Seriously, that’s never happened. OK, maybe I can’t say never, but rarely. The point is, I usually don’t grab strangers by their shirt collars and demand that they paint me a vivid portrait of their erotic activities.
Your sexuality is none of my business, right? Yes. Fine. Sounds good to me.
But this “none of my business” shtick is a two way street, friend. What exactly does it mean for a thing to be “none of my business” when you’re holding a press conference and proclaiming it to the entire world?
“Hey, this is personal, man. That’s why I’m throwing a parade, alerting the media, issuing a press release, having t-shirts printed, and booking an interview on 20/20.”
Personal business. You keep using that phrase. I don’t think it means what you think it means.
Michael Sam, apparently, ‘came out’ to his teammates a year ago. By all accounts, they took it well, nobody really cared, and everything continued on as normal. Sam wasn’t hiding in fear and he wasn’t being forced to suppress or disguise anything.
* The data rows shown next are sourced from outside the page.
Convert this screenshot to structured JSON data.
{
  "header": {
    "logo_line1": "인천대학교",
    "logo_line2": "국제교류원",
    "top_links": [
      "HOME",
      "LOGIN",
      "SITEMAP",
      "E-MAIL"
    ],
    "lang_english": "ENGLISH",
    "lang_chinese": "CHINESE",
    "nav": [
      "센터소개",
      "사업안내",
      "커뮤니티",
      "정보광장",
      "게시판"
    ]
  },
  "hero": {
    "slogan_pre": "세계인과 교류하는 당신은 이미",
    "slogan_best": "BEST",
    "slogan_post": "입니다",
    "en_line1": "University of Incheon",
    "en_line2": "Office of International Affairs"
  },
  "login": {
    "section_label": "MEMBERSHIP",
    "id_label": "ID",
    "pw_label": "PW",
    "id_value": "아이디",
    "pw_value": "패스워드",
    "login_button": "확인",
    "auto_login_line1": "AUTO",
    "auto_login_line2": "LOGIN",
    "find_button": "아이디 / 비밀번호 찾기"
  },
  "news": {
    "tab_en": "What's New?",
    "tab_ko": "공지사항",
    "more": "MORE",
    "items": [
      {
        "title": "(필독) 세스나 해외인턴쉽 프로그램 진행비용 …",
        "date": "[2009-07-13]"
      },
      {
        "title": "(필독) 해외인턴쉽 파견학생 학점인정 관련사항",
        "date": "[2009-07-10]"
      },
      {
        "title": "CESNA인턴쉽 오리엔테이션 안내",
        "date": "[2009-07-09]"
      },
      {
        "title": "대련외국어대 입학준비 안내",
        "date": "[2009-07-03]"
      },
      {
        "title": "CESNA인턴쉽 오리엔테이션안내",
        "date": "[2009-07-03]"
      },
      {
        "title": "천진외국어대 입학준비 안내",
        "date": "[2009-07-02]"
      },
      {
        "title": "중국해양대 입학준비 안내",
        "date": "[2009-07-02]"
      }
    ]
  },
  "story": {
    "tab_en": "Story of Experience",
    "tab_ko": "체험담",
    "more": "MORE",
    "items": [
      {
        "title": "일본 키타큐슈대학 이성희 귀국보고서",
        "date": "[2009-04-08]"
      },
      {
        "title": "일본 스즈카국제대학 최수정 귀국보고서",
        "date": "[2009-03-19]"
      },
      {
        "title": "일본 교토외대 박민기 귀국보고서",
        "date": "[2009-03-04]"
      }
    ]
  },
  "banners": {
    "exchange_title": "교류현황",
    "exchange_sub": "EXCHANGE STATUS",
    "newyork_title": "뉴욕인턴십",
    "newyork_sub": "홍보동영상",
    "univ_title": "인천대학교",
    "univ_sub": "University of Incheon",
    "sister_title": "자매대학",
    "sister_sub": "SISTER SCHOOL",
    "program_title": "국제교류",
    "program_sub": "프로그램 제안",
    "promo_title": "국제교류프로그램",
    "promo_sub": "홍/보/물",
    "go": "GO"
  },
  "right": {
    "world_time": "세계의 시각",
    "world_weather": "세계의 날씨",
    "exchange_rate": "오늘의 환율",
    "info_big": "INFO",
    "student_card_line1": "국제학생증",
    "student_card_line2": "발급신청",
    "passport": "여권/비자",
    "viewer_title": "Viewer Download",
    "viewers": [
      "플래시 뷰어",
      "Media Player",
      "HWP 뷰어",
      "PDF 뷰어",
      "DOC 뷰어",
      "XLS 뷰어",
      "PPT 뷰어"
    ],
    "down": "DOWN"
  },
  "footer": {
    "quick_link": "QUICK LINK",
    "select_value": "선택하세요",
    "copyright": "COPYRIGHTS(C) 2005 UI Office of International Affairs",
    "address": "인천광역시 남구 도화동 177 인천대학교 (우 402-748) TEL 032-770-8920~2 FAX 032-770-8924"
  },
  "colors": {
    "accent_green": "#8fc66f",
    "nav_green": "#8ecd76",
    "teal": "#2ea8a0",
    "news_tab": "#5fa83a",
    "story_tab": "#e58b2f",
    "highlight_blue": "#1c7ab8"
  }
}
But then, mere months before the draft, he decided to declare himself to ESPN and the New York Times.
I remember seeing this headline back in February: “Michael Sam Announces He’s Gay”
My first thought: OK, was anybody asking?
The man pursued national media outlets and, without being provoked or solicited, ‘announced’ his sexual desires to the nation. Why? Because it’s none of our business? Because we should feel nothing and have no opinion on the matter?
No, of course not. We are supposed to feel something, and we are supposed to have an opinion, but they must be the right feelings and the right opinions.
That’s the point here.
If you simply wish to be accepted, perhaps you’d discuss these private details with those closest to you. If you wish to be celebrated, you throw yourself a party and call the press.
Michael Sam chose the latter.